“Move by Yourself” splits the difference between classic soul and acoustic beach-rock. Frankenreiter, who still travels the world as a surfer – he appears in surf films, and is featured in the TV series “The Drive Thru,” which chronicles what happens when five surfers go on the road to make a movie – has a mellowness that will probably never leave him. Shouting soul in the manner of Otis Redding just isn’t in his nature.”I can’t imagine playing a super-heavy rock ‘n’ roll, because I don’t have a super-loud voice,” said Frankenreiter, who lives in Laguna Beach with his wife and 4-year-old son. “I can’t belt it out. So [“Move by Yourself”] is a blend of everything. I heard clavinet, good old bass and drums.”Frankenreiter says he is grateful to Johnson for the kick-start he gave his music career. Frankenreiter’s move from Brushfire to Lost Highway came with Johnson’s blessing. (Both labels are part of the same conglomerate, Universal Music.) But Frankenreiter said he knew some distance had to be established.”I didn’t want to be the guy following Jack,” he said. “I didn’t want people to say, ‘Don’t listen to him; he’s just another Jack Johnson.’ That bummed me out.” (No one could say that Frankenreiter was emulating Johnson’s look: Frankenreiter is shaggy, Johnson generally clean-cut.)When Frankenreiter made the label jump, he was unfamiliar with Lost Highway. “The guy from Universal said go talk to the guys from Lost Highway,” he said.Frankenreiter has yet to meet any of his label mates, a list that includes Lyle Lovett, Ryan Adams, Lucinda Williams and Willie Nelson. The biggest perk he has gotten was free tickets to a concert by Van Morrison, whose recent country album “Pay the Devil” was released by Lost Highway.

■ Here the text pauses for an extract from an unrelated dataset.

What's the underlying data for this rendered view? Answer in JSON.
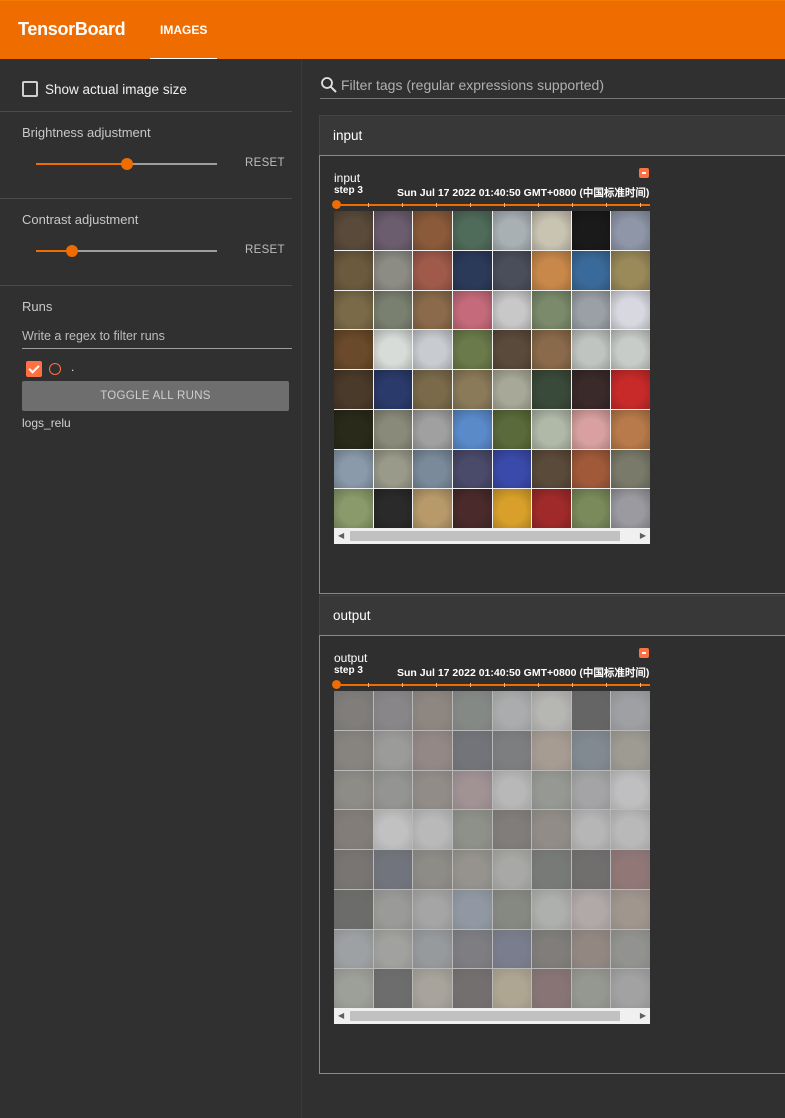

“After I signed the deal, I saw the artists, and what they were all about,” said Frankenreiter. “I was honored to be on that label. It’s fun to be part of a label where we’re not three artists piled in the same category.”I’d love to meet Willie, Ryan Adams. I’ve got a lot to learn from guys like that.” Stewart Oksenhorn’s e-mail address is email@example.com